With the NASCAR Sprint Cup Series visiting Texas Motor Speedway this weekend, Jeff Gordon’s No. 24 Hendrick Motorsports Chevrolet has taken on a deep shade of maroon.
We can thank Texas A&M’s Dwight Look College of Engineering for that. In a deal similar to that of Jamie McMurray running (and winning) with the Auburn colors last fall at Talladega, Charles Shaver – the CEO of Gordon’s main sponsor, Axalta Coating Systems, and an A&M graduate – has paid for Gordon’s car to carry the Aggie maroon and white at TMS.
In addition to the special livery, 28 students from Texas A&M Engineering will be able to learn more about how their lessons apply to the world of motorsports as VIP guests for the weekend.
Prior to heading for TMS, Gordon made the rounds at the A&M campus in College Station, Texas, where he showed off his special ride and joined up with A&M football coach Kevin Sumlin to watch a practice.
The four-time Sprint Cup champion didn’t go to college, but is hopeful that his own children will be able to have that privilege when they grow up.
“Every day, I wish that I had more of an education and just that experience in life, I think, is huge,” Gordon said. “Just going to college – the responsibilities of attending classes, having fun at parties – you know, the balance between being more responsible as an adult and stepping into the next stage of your life.”

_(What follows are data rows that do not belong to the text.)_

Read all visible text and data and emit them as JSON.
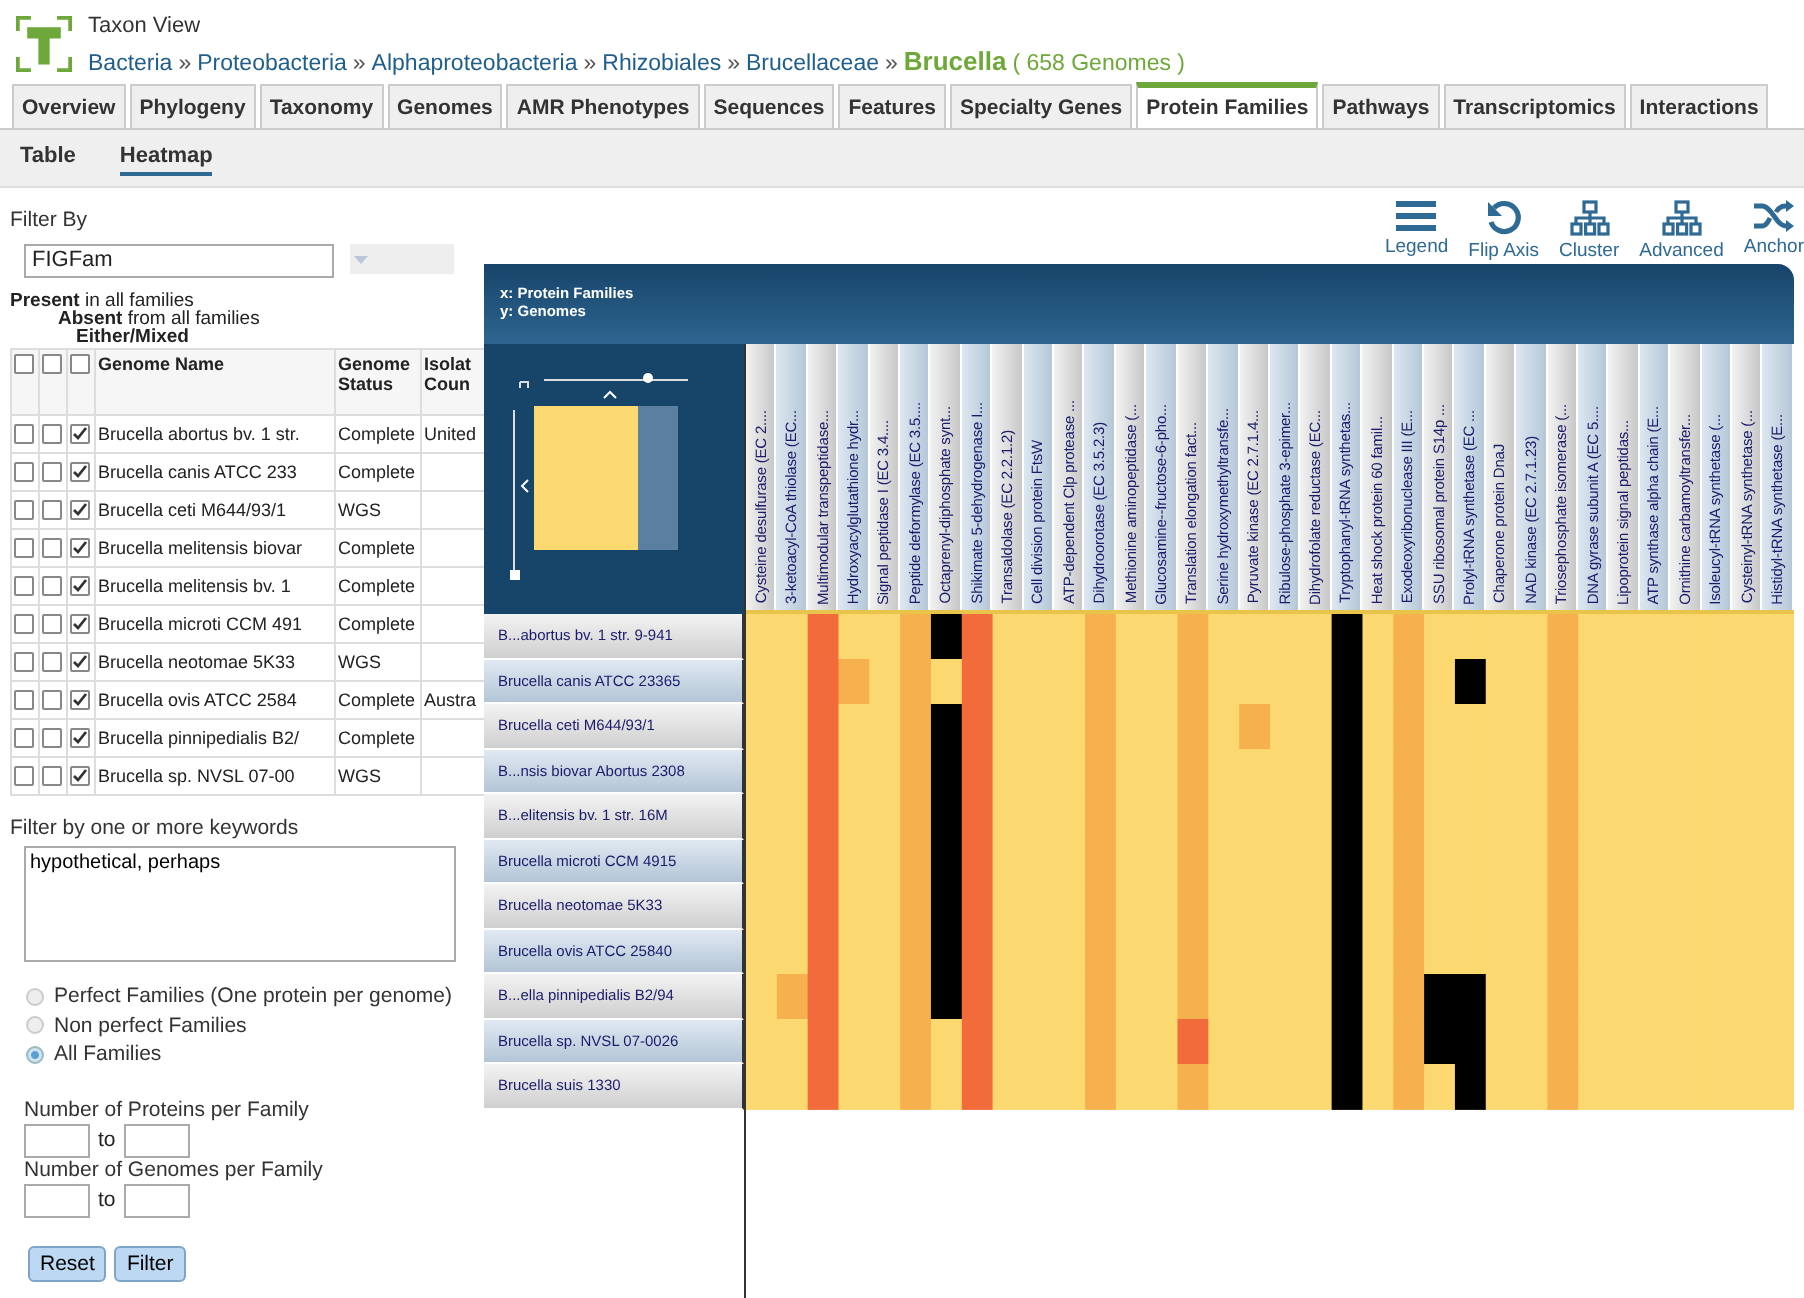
{
  "header": {
    "title": "Taxon View",
    "breadcrumb": [
      {
        "label": "Bacteria",
        "separator": "»"
      },
      {
        "label": "Proteobacteria",
        "separator": "»"
      },
      {
        "label": "Alphaproteobacteria",
        "separator": "»"
      },
      {
        "label": "Rhizobiales",
        "separator": "»"
      },
      {
        "label": "Brucellaceae",
        "separator": "»"
      }
    ],
    "taxon": "Brucella",
    "genome_count": "( 658 Genomes )"
  },
  "tabs": [
    {
      "label": "Overview",
      "selected": false
    },
    {
      "label": "Phylogeny",
      "selected": false
    },
    {
      "label": "Taxonomy",
      "selected": false
    },
    {
      "label": "Genomes",
      "selected": false
    },
    {
      "label": "AMR Phenotypes",
      "selected": false
    },
    {
      "label": "Sequences",
      "selected": false
    },
    {
      "label": "Features",
      "selected": false
    },
    {
      "label": "Specialty Genes",
      "selected": false
    },
    {
      "label": "Protein Families",
      "selected": true
    },
    {
      "label": "Pathways",
      "selected": false
    },
    {
      "label": "Transcriptomics",
      "selected": false
    },
    {
      "label": "Interactions",
      "selected": false
    }
  ],
  "subtabs": [
    {
      "label": "Table",
      "selected": false
    },
    {
      "label": "Heatmap",
      "selected": true
    }
  ],
  "filter": {
    "label": "Filter By",
    "select_value": "FIGFam",
    "legend": [
      "**Present** in all families",
      "**Absent** from all families",
      "**Either/Mixed**"
    ],
    "table": {
      "header_checks": [
        false,
        false,
        false
      ],
      "columns": [
        "Genome Name",
        "Genome Status",
        "Isolat Coun"
      ],
      "rows": [
        {
          "present": false,
          "absent": false,
          "mixed": true,
          "name": "Brucella abortus bv. 1 str.",
          "status": "Complete",
          "country": "United"
        },
        {
          "present": false,
          "absent": false,
          "mixed": true,
          "name": "Brucella canis ATCC 233",
          "status": "Complete",
          "country": ""
        },
        {
          "present": false,
          "absent": false,
          "mixed": true,
          "name": "Brucella ceti M644/93/1",
          "status": "WGS",
          "country": ""
        },
        {
          "present": false,
          "absent": false,
          "mixed": true,
          "name": "Brucella melitensis biovar",
          "status": "Complete",
          "country": ""
        },
        {
          "present": false,
          "absent": false,
          "mixed": true,
          "name": "Brucella melitensis bv. 1",
          "status": "Complete",
          "country": ""
        },
        {
          "present": false,
          "absent": false,
          "mixed": true,
          "name": "Brucella microti CCM 491",
          "status": "Complete",
          "country": ""
        },
        {
          "present": false,
          "absent": false,
          "mixed": true,
          "name": "Brucella neotomae 5K33",
          "status": "WGS",
          "country": ""
        },
        {
          "present": false,
          "absent": false,
          "mixed": true,
          "name": "Brucella ovis ATCC 2584",
          "status": "Complete",
          "country": "Austra"
        },
        {
          "present": false,
          "absent": false,
          "mixed": true,
          "name": "Brucella pinnipedialis B2/",
          "status": "Complete",
          "country": ""
        },
        {
          "present": false,
          "absent": false,
          "mixed": true,
          "name": "Brucella sp. NVSL 07-00",
          "status": "WGS",
          "country": ""
        }
      ]
    },
    "keywords_label": "Filter by one or more keywords",
    "keywords_value": "hypothetical, perhaps",
    "family_types": [
      {
        "label": "Perfect Families (One protein per genome)",
        "selected": false
      },
      {
        "label": "Non perfect Families",
        "selected": false
      },
      {
        "label": "All Families",
        "selected": true
      }
    ],
    "ranges": [
      {
        "label": "Number of Proteins per Family",
        "to": "to"
      },
      {
        "label": "Number of Genomes per Family",
        "to": "to"
      }
    ],
    "buttons": [
      "Reset",
      "Filter"
    ]
  },
  "toolbar": [
    "Legend",
    "Flip Axis",
    "Cluster",
    "Advanced",
    "Anchor"
  ],
  "heatmap": {
    "x_label": "x: Protein Families",
    "y_label": "y: Genomes",
    "columns": [
      "Cysteine desulfurase (EC 2....",
      "3-ketoacyl-CoA thiolase (EC...",
      "Multimodular transpeptidase...",
      "Hydroxyacylglutathione hydr...",
      "Signal peptidase I (EC 3.4....",
      "Peptide deformylase (EC 3.5....",
      "Octaprenyl-diphosphate synt...",
      "Shikimate 5-dehydrogenase I...",
      "Transaldolase (EC 2.2.1.2)",
      "Cell division protein FtsW",
      "ATP-dependent Clp protease ...",
      "Dihydroorotase (EC 3.5.2.3)",
      "Methionine aminopeptidase (...",
      "Glucosamine--fructose-6-pho...",
      "Translation elongation fact...",
      "Serine hydroxymethyltransfe...",
      "Pyruvate kinase (EC 2.7.1.4...",
      "Ribulose-phosphate 3-epimer...",
      "Dihydrofolate reductase (EC...",
      "Tryptophanyl-tRNA synthetas...",
      "Heat shock protein 60 famil...",
      "Exodeoxyribonuclease III (E...",
      "SSU ribosomal protein S14p ...",
      "Prolyl-tRNA synthetase (EC ...",
      "Chaperone protein DnaJ",
      "NAD kinase (EC 2.7.1.23)",
      "Triosephosphate isomerase (...",
      "DNA gyrase subunit A (EC 5....",
      "Lipoprotein signal peptidas...",
      "ATP synthase alpha chain (E...",
      "Ornithine carbamoyltransfer...",
      "Isoleucyl-tRNA synthetase (...",
      "Cysteinyl-tRNA synthetase (...",
      "Histidyl-tRNA synthetase (E..."
    ],
    "rows": [
      {
        "label": "B...abortus bv. 1 str. 9-941",
        "cells": [
          {
            "color": "#fcd870"
          },
          {
            "color": "#fcd870"
          },
          {
            "color": "#f26b3a"
          },
          {
            "color": "#fcd870"
          },
          {
            "color": "#fcd870"
          },
          {
            "color": "#f6b04e"
          },
          {
            "color": "#000000"
          },
          {
            "color": "#f26b3a"
          },
          {
            "color": "#fcd870"
          },
          {
            "color": "#fcd870"
          },
          {
            "color": "#fcd870"
          },
          {
            "color": "#f6b04e"
          },
          {
            "color": "#fcd870"
          },
          {
            "color": "#fcd870"
          },
          {
            "color": "#f6b04e"
          },
          {
            "color": "#fcd870"
          },
          {
            "color": "#fcd870"
          },
          {
            "color": "#fcd870"
          },
          {
            "color": "#fcd870"
          },
          {
            "color": "#000000"
          },
          {
            "color": "#fcd870"
          },
          {
            "color": "#f6b04e"
          },
          {
            "color": "#fcd870"
          },
          {
            "color": "#fcd870"
          },
          {
            "color": "#fcd870"
          },
          {
            "color": "#fcd870"
          },
          {
            "color": "#f6b04e"
          },
          {
            "color": "#fcd870"
          },
          {
            "color": "#fcd870"
          },
          {
            "color": "#fcd870"
          },
          {
            "color": "#fcd870"
          },
          {
            "color": "#fcd870"
          },
          {
            "color": "#fcd870"
          },
          {
            "color": "#fcd870"
          }
        ]
      },
      {
        "label": "Brucella canis ATCC 23365",
        "cells": [
          {
            "color": "#fcd870"
          },
          {
            "color": "#fcd870"
          },
          {
            "color": "#f26b3a"
          },
          {
            "color": "#f6b04e"
          },
          {
            "color": "#fcd870"
          },
          {
            "color": "#f6b04e"
          },
          {
            "color": "#fcd870"
          },
          {
            "color": "#f26b3a"
          },
          {
            "color": "#fcd870"
          },
          {
            "color": "#fcd870"
          },
          {
            "color": "#fcd870"
          },
          {
            "color": "#f6b04e"
          },
          {
            "color": "#fcd870"
          },
          {
            "color": "#fcd870"
          },
          {
            "color": "#f6b04e"
          },
          {
            "color": "#fcd870"
          },
          {
            "color": "#fcd870"
          },
          {
            "color": "#fcd870"
          },
          {
            "color": "#fcd870"
          },
          {
            "color": "#000000"
          },
          {
            "color": "#fcd870"
          },
          {
            "color": "#f6b04e"
          },
          {
            "color": "#fcd870"
          },
          {
            "color": "#000000"
          },
          {
            "color": "#fcd870"
          },
          {
            "color": "#fcd870"
          },
          {
            "color": "#f6b04e"
          },
          {
            "color": "#fcd870"
          },
          {
            "color": "#fcd870"
          },
          {
            "color": "#fcd870"
          },
          {
            "color": "#fcd870"
          },
          {
            "color": "#fcd870"
          },
          {
            "color": "#fcd870"
          },
          {
            "color": "#fcd870"
          }
        ]
      },
      {
        "label": "Brucella ceti M644/93/1",
        "cells": [
          {
            "color": "#fcd870"
          },
          {
            "color": "#fcd870"
          },
          {
            "color": "#f26b3a"
          },
          {
            "color": "#fcd870"
          },
          {
            "color": "#fcd870"
          },
          {
            "color": "#f6b04e"
          },
          {
            "color": "#000000"
          },
          {
            "color": "#f26b3a"
          },
          {
            "color": "#fcd870"
          },
          {
            "color": "#fcd870"
          },
          {
            "color": "#fcd870"
          },
          {
            "color": "#f6b04e"
          },
          {
            "color": "#fcd870"
          },
          {
            "color": "#fcd870"
          },
          {
            "color": "#f6b04e"
          },
          {
            "color": "#fcd870"
          },
          {
            "color": "#f6b04e"
          },
          {
            "color": "#fcd870"
          },
          {
            "color": "#fcd870"
          },
          {
            "color": "#000000"
          },
          {
            "color": "#fcd870"
          },
          {
            "color": "#f6b04e"
          },
          {
            "color": "#fcd870"
          },
          {
            "color": "#fcd870"
          },
          {
            "color": "#fcd870"
          },
          {
            "color": "#fcd870"
          },
          {
            "color": "#f6b04e"
          },
          {
            "color": "#fcd870"
          },
          {
            "color": "#fcd870"
          },
          {
            "color": "#fcd870"
          },
          {
            "color": "#fcd870"
          },
          {
            "color": "#fcd870"
          },
          {
            "color": "#fcd870"
          },
          {
            "color": "#fcd870"
          }
        ]
      },
      {
        "label": "B...nsis biovar Abortus 2308",
        "cells": [
          {
            "color": "#fcd870"
          },
          {
            "color": "#fcd870"
          },
          {
            "color": "#f26b3a"
          },
          {
            "color": "#fcd870"
          },
          {
            "color": "#fcd870"
          },
          {
            "color": "#f6b04e"
          },
          {
            "color": "#000000"
          },
          {
            "color": "#f26b3a"
          },
          {
            "color": "#fcd870"
          },
          {
            "color": "#fcd870"
          },
          {
            "color": "#fcd870"
          },
          {
            "color": "#f6b04e"
          },
          {
            "color": "#fcd870"
          },
          {
            "color": "#fcd870"
          },
          {
            "color": "#f6b04e"
          },
          {
            "color": "#fcd870"
          },
          {
            "color": "#fcd870"
          },
          {
            "color": "#fcd870"
          },
          {
            "color": "#fcd870"
          },
          {
            "color": "#000000"
          },
          {
            "color": "#fcd870"
          },
          {
            "color": "#f6b04e"
          },
          {
            "color": "#fcd870"
          },
          {
            "color": "#fcd870"
          },
          {
            "color": "#fcd870"
          },
          {
            "color": "#fcd870"
          },
          {
            "color": "#f6b04e"
          },
          {
            "color": "#fcd870"
          },
          {
            "color": "#fcd870"
          },
          {
            "color": "#fcd870"
          },
          {
            "color": "#fcd870"
          },
          {
            "color": "#fcd870"
          },
          {
            "color": "#fcd870"
          },
          {
            "color": "#fcd870"
          }
        ]
      },
      {
        "label": "B...elitensis bv. 1 str. 16M",
        "cells": [
          {
            "color": "#fcd870"
          },
          {
            "color": "#fcd870"
          },
          {
            "color": "#f26b3a"
          },
          {
            "color": "#fcd870"
          },
          {
            "color": "#fcd870"
          },
          {
            "color": "#f6b04e"
          },
          {
            "color": "#000000"
          },
          {
            "color": "#f26b3a"
          },
          {
            "color": "#fcd870"
          },
          {
            "color": "#fcd870"
          },
          {
            "color": "#fcd870"
          },
          {
            "color": "#f6b04e"
          },
          {
            "color": "#fcd870"
          },
          {
            "color": "#fcd870"
          },
          {
            "color": "#f6b04e"
          },
          {
            "color": "#fcd870"
          },
          {
            "color": "#fcd870"
          },
          {
            "color": "#fcd870"
          },
          {
            "color": "#fcd870"
          },
          {
            "color": "#000000"
          },
          {
            "color": "#fcd870"
          },
          {
            "color": "#f6b04e"
          },
          {
            "color": "#fcd870"
          },
          {
            "color": "#fcd870"
          },
          {
            "color": "#fcd870"
          },
          {
            "color": "#fcd870"
          },
          {
            "color": "#f6b04e"
          },
          {
            "color": "#fcd870"
          },
          {
            "color": "#fcd870"
          },
          {
            "color": "#fcd870"
          },
          {
            "color": "#fcd870"
          },
          {
            "color": "#fcd870"
          },
          {
            "color": "#fcd870"
          },
          {
            "color": "#fcd870"
          }
        ]
      },
      {
        "label": "Brucella microti CCM 4915",
        "cells": [
          {
            "color": "#fcd870"
          },
          {
            "color": "#fcd870"
          },
          {
            "color": "#f26b3a"
          },
          {
            "color": "#fcd870"
          },
          {
            "color": "#fcd870"
          },
          {
            "color": "#f6b04e"
          },
          {
            "color": "#000000"
          },
          {
            "color": "#f26b3a"
          },
          {
            "color": "#fcd870"
          },
          {
            "color": "#fcd870"
          },
          {
            "color": "#fcd870"
          },
          {
            "color": "#f6b04e"
          },
          {
            "color": "#fcd870"
          },
          {
            "color": "#fcd870"
          },
          {
            "color": "#f6b04e"
          },
          {
            "color": "#fcd870"
          },
          {
            "color": "#fcd870"
          },
          {
            "color": "#fcd870"
          },
          {
            "color": "#fcd870"
          },
          {
            "color": "#000000"
          },
          {
            "color": "#fcd870"
          },
          {
            "color": "#f6b04e"
          },
          {
            "color": "#fcd870"
          },
          {
            "color": "#fcd870"
          },
          {
            "color": "#fcd870"
          },
          {
            "color": "#fcd870"
          },
          {
            "color": "#f6b04e"
          },
          {
            "color": "#fcd870"
          },
          {
            "color": "#fcd870"
          },
          {
            "color": "#fcd870"
          },
          {
            "color": "#fcd870"
          },
          {
            "color": "#fcd870"
          },
          {
            "color": "#fcd870"
          },
          {
            "color": "#fcd870"
          }
        ]
      },
      {
        "label": "Brucella neotomae 5K33",
        "cells": [
          {
            "color": "#fcd870"
          },
          {
            "color": "#fcd870"
          },
          {
            "color": "#f26b3a"
          },
          {
            "color": "#fcd870"
          },
          {
            "color": "#fcd870"
          },
          {
            "color": "#f6b04e"
          },
          {
            "color": "#000000"
          },
          {
            "color": "#f26b3a"
          },
          {
            "color": "#fcd870"
          },
          {
            "color": "#fcd870"
          },
          {
            "color": "#fcd870"
          },
          {
            "color": "#f6b04e"
          },
          {
            "color": "#fcd870"
          },
          {
            "color": "#fcd870"
          },
          {
            "color": "#f6b04e"
          },
          {
            "color": "#fcd870"
          },
          {
            "color": "#fcd870"
          },
          {
            "color": "#fcd870"
          },
          {
            "color": "#fcd870"
          },
          {
            "color": "#000000"
          },
          {
            "color": "#fcd870"
          },
          {
            "color": "#f6b04e"
          },
          {
            "color": "#fcd870"
          },
          {
            "color": "#fcd870"
          },
          {
            "color": "#fcd870"
          },
          {
            "color": "#fcd870"
          },
          {
            "color": "#f6b04e"
          },
          {
            "color": "#fcd870"
          },
          {
            "color": "#fcd870"
          },
          {
            "color": "#fcd870"
          },
          {
            "color": "#fcd870"
          },
          {
            "color": "#fcd870"
          },
          {
            "color": "#fcd870"
          },
          {
            "color": "#fcd870"
          }
        ]
      },
      {
        "label": "Brucella ovis ATCC 25840",
        "cells": [
          {
            "color": "#fcd870"
          },
          {
            "color": "#fcd870"
          },
          {
            "color": "#f26b3a"
          },
          {
            "color": "#fcd870"
          },
          {
            "color": "#fcd870"
          },
          {
            "color": "#f6b04e"
          },
          {
            "color": "#000000"
          },
          {
            "color": "#f26b3a"
          },
          {
            "color": "#fcd870"
          },
          {
            "color": "#fcd870"
          },
          {
            "color": "#fcd870"
          },
          {
            "color": "#f6b04e"
          },
          {
            "color": "#fcd870"
          },
          {
            "color": "#fcd870"
          },
          {
            "color": "#f6b04e"
          },
          {
            "color": "#fcd870"
          },
          {
            "color": "#fcd870"
          },
          {
            "color": "#fcd870"
          },
          {
            "color": "#fcd870"
          },
          {
            "color": "#000000"
          },
          {
            "color": "#fcd870"
          },
          {
            "color": "#f6b04e"
          },
          {
            "color": "#fcd870"
          },
          {
            "color": "#fcd870"
          },
          {
            "color": "#fcd870"
          },
          {
            "color": "#fcd870"
          },
          {
            "color": "#f6b04e"
          },
          {
            "color": "#fcd870"
          },
          {
            "color": "#fcd870"
          },
          {
            "color": "#fcd870"
          },
          {
            "color": "#fcd870"
          },
          {
            "color": "#fcd870"
          },
          {
            "color": "#fcd870"
          },
          {
            "color": "#fcd870"
          }
        ]
      },
      {
        "label": "B...ella pinnipedialis B2/94",
        "cells": [
          {
            "color": "#fcd870"
          },
          {
            "color": "#f6b04e"
          },
          {
            "color": "#f26b3a"
          },
          {
            "color": "#fcd870"
          },
          {
            "color": "#fcd870"
          },
          {
            "color": "#f6b04e"
          },
          {
            "color": "#000000"
          },
          {
            "color": "#f26b3a"
          },
          {
            "color": "#fcd870"
          },
          {
            "color": "#fcd870"
          },
          {
            "color": "#fcd870"
          },
          {
            "color": "#f6b04e"
          },
          {
            "color": "#fcd870"
          },
          {
            "color": "#fcd870"
          },
          {
            "color": "#f6b04e"
          },
          {
            "color": "#fcd870"
          },
          {
            "color": "#fcd870"
          },
          {
            "color": "#fcd870"
          },
          {
            "color": "#fcd870"
          },
          {
            "color": "#000000"
          },
          {
            "color": "#fcd870"
          },
          {
            "color": "#f6b04e"
          },
          {
            "color": "#000000"
          },
          {
            "color": "#000000"
          },
          {
            "color": "#fcd870"
          },
          {
            "color": "#fcd870"
          },
          {
            "color": "#f6b04e"
          },
          {
            "color": "#fcd870"
          },
          {
            "color": "#fcd870"
          },
          {
            "color": "#fcd870"
          },
          {
            "color": "#fcd870"
          },
          {
            "color": "#fcd870"
          },
          {
            "color": "#fcd870"
          },
          {
            "color": "#fcd870"
          }
        ]
      },
      {
        "label": "Brucella sp. NVSL 07-0026",
        "cells": [
          {
            "color": "#fcd870"
          },
          {
            "color": "#fcd870"
          },
          {
            "color": "#f26b3a"
          },
          {
            "color": "#fcd870"
          },
          {
            "color": "#fcd870"
          },
          {
            "color": "#f6b04e"
          },
          {
            "color": "#fcd870"
          },
          {
            "color": "#f26b3a"
          },
          {
            "color": "#fcd870"
          },
          {
            "color": "#fcd870"
          },
          {
            "color": "#fcd870"
          },
          {
            "color": "#f6b04e"
          },
          {
            "color": "#fcd870"
          },
          {
            "color": "#fcd870"
          },
          {
            "color": "#f26b3a"
          },
          {
            "color": "#fcd870"
          },
          {
            "color": "#fcd870"
          },
          {
            "color": "#fcd870"
          },
          {
            "color": "#fcd870"
          },
          {
            "color": "#000000"
          },
          {
            "color": "#fcd870"
          },
          {
            "color": "#f6b04e"
          },
          {
            "color": "#000000"
          },
          {
            "color": "#000000"
          },
          {
            "color": "#fcd870"
          },
          {
            "color": "#fcd870"
          },
          {
            "color": "#f6b04e"
          },
          {
            "color": "#fcd870"
          },
          {
            "color": "#fcd870"
          },
          {
            "color": "#fcd870"
          },
          {
            "color": "#fcd870"
          },
          {
            "color": "#fcd870"
          },
          {
            "color": "#fcd870"
          },
          {
            "color": "#fcd870"
          }
        ]
      },
      {
        "label": "Brucella suis 1330",
        "cells": [
          {
            "color": "#fcd870"
          },
          {
            "color": "#fcd870"
          },
          {
            "color": "#f26b3a"
          },
          {
            "color": "#fcd870"
          },
          {
            "color": "#fcd870"
          },
          {
            "color": "#f6b04e"
          },
          {
            "color": "#fcd870"
          },
          {
            "color": "#f26b3a"
          },
          {
            "color": "#fcd870"
          },
          {
            "color": "#fcd870"
          },
          {
            "color": "#fcd870"
          },
          {
            "color": "#f6b04e"
          },
          {
            "color": "#fcd870"
          },
          {
            "color": "#fcd870"
          },
          {
            "color": "#f6b04e"
          },
          {
            "color": "#fcd870"
          },
          {
            "color": "#fcd870"
          },
          {
            "color": "#fcd870"
          },
          {
            "color": "#fcd870"
          },
          {
            "color": "#000000"
          },
          {
            "color": "#fcd870"
          },
          {
            "color": "#f6b04e"
          },
          {
            "color": "#fcd870"
          },
          {
            "color": "#000000"
          },
          {
            "color": "#fcd870"
          },
          {
            "color": "#fcd870"
          },
          {
            "color": "#f6b04e"
          },
          {
            "color": "#fcd870"
          },
          {
            "color": "#fcd870"
          },
          {
            "color": "#fcd870"
          },
          {
            "color": "#fcd870"
          },
          {
            "color": "#fcd870"
          },
          {
            "color": "#fcd870"
          },
          {
            "color": "#fcd870"
          }
        ]
      }
    ]
  }
}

As for interacting with the A&M students, Gordon says they’ve been glad to have the chance to interact with the Hendrick Motorsports engineers in a real-world setting.
A solid engineering program has become essential in NASCAR as the sport has become more sophisticated in its technology. Nowadays, top squads like HMS have legions of engineers on their payroll, all dedicated to squeezing more speed, more handling – more everything – out of their race cars.
Gordon figures that for those outside of the day-to-day life of the sport, that aspect can be overlooked. Thus, he welcomes the opportunity to help show aspiring engineers a possible plan for their future.
“I think people that aren’t in the Carolinas or at the race track every weekend underestimate how much technology and engineering goes into what we do,” he explained. “If you just go to Hendrick Motorsports and see the growth in engineering and people that are engineers, you start to get a sense of why this tie is so crucial and important.
“We’ve tapped into an engineering schools and students more around the Carolinas and the Midwest, but I’m not so sure we’ve tapped into schools like Texas A&M, and I think a lot of it is because maybe they just don’t realize that could be a potential path for them…”